*** Begin section ***
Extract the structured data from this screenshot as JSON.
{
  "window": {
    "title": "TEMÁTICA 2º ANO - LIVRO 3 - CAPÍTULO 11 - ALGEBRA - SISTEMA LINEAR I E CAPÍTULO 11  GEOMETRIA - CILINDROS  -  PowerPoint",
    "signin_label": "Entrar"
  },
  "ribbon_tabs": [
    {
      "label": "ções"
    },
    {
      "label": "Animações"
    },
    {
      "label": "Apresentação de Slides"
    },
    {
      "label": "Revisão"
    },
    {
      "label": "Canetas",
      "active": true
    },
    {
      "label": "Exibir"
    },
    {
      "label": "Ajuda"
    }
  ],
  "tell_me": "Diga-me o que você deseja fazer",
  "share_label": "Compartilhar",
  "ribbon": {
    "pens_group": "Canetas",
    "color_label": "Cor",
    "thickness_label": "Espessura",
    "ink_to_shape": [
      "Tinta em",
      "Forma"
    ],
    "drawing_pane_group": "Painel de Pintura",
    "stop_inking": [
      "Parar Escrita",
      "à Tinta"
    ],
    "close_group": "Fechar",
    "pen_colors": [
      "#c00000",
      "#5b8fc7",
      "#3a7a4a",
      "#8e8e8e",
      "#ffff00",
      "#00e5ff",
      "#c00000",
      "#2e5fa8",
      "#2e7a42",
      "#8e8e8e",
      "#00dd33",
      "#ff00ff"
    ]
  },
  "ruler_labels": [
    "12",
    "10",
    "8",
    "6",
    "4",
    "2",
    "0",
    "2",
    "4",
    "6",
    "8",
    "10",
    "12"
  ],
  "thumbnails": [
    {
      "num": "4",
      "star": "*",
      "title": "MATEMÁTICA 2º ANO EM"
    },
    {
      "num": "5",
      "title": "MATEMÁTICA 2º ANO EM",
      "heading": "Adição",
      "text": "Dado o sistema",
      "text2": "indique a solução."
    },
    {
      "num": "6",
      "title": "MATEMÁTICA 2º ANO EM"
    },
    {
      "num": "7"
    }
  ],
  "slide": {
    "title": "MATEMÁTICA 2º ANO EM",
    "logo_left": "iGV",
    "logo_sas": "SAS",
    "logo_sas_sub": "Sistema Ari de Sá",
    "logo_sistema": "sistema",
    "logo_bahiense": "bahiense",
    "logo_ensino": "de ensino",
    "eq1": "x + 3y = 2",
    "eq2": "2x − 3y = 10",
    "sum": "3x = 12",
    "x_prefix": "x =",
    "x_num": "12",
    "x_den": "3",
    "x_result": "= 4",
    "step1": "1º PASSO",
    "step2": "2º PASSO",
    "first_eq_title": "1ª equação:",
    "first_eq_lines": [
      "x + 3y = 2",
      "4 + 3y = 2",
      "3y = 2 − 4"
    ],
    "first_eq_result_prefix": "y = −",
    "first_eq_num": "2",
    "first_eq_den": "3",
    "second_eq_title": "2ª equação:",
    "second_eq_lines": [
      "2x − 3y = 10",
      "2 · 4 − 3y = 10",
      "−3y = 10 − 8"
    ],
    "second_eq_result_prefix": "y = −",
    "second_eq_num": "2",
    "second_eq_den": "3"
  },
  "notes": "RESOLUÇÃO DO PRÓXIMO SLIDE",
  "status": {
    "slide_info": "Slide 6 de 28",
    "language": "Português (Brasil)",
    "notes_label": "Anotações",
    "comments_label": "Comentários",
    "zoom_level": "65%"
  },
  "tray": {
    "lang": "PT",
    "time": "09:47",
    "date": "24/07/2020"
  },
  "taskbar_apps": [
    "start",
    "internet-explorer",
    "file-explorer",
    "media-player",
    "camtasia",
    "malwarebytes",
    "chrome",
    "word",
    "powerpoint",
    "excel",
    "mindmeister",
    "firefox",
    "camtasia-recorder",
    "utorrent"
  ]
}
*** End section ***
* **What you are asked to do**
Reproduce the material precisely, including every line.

* **Completed exercise**
Extract the structured data from this screenshot as JSON.
{
  "window": {
    "title": "TEMÁTICA 2º ANO - LIVRO 3 - CAPÍTULO 11 - ALGEBRA - SISTEMA LINEAR I E CAPÍTULO 11  GEOMETRIA - CILINDROS  -  PowerPoint",
    "signin_label": "Entrar"
  },
  "ribbon_tabs": [
    {
      "label": "ções"
    },
    {
      "label": "Animações"
    },
    {
      "label": "Apresentação de Slides"
    },
    {
      "label": "Revisão"
    },
    {
      "label": "Canetas",
      "active": true
    },
    {
      "label": "Exibir"
    },
    {
      "label": "Ajuda"
    }
  ],
  "tell_me": "Diga-me o que você deseja fazer",
  "share_label": "Compartilhar",
  "ribbon": {
    "pens_group": "Canetas",
    "color_label": "Cor",
    "thickness_label": "Espessura",
    "ink_to_shape": [
      "Tinta em",
      "Forma"
    ],
    "drawing_pane_group": "Painel de Pintura",
    "stop_inking": [
      "Parar Escrita",
      "à Tinta"
    ],
    "close_group": "Fechar",
    "pen_colors": [
      "#c00000",
      "#5b8fc7",
      "#3a7a4a",
      "#8e8e8e",
      "#ffff00",
      "#00e5ff",
      "#c00000",
      "#2e5fa8",
      "#2e7a42",
      "#8e8e8e",
      "#00dd33",
      "#ff00ff"
    ]
  },
  "ruler_labels": [
    "12",
    "10",
    "8",
    "6",
    "4",
    "2",
    "0",
    "2",
    "4",
    "6",
    "8",
    "10",
    "12"
  ],
  "thumbnails": [
    {
      "num": "4",
      "star": "*",
      "title": "MATEMÁTICA 2º ANO EM"
    },
    {
      "num": "5",
      "title": "MATEMÁTICA 2º ANO EM",
      "heading": "Adição",
      "text": "Dado o sistema",
      "text2": "indique a solução."
    },
    {
      "num": "6",
      "title": "MATEMÁTICA 2º ANO EM"
    },
    {
      "num": "7"
    }
  ],
  "slide": {
    "title": "MATEMÁTICA 2º ANO EM",
    "logo_left": "iGV",
    "logo_sas": "SAS",
    "logo_sas_sub": "Sistema Ari de Sá",
    "logo_sistema": "sistema",
    "logo_bahiense": "bahiense",
    "logo_ensino": "de ensino",
    "eq1": "x + 3y = 2",
    "eq2": "2x − 3y = 10",
    "sum": "3x = 12",
    "x_prefix": "x =",
    "x_num": "12",
    "x_den": "3",
    "x_result": "= 4",
    "step1": "1º PASSO",
    "step2": "2º PASSO",
    "first_eq_title": "1ª equação:",
    "first_eq_lines": [
      "x + 3y = 2",
      "4 + 3y = 2",
      "3y = 2 − 4"
    ],
    "first_eq_result_prefix": "y = −",
    "first_eq_num": "2",
    "first_eq_den": "3",
    "second_eq_title": "2ª equação:",
    "second_eq_lines": [
      "2x − 3y = 10",
      "2 · 4 − 3y = 10",
      "−3y = 10 − 8"
    ],
    "second_eq_result_prefix": "y = −",
    "second_eq_num": "2",
    "second_eq_den": "3"
  },
  "notes": "RESOLUÇÃO DO PRÓXIMO SLIDE",
  "status": {
    "slide_info": "Slide 6 de 28",
    "language": "Português (Brasil)",
    "notes_label": "Anotações",
    "comments_label": "Comentários",
    "zoom_level": "65%"
  },
  "tray": {
    "lang": "PT",
    "time": "09:47",
    "date": "24/07/2020"
  },
  "taskbar_apps": [
    "start",
    "internet-explorer",
    "file-explorer",
    "media-player",
    "camtasia",
    "malwarebytes",
    "chrome",
    "word",
    "powerpoint",
    "excel",
    "mindmeister",
    "firefox",
    "camtasia-recorder",
    "utorrent"
  ]
}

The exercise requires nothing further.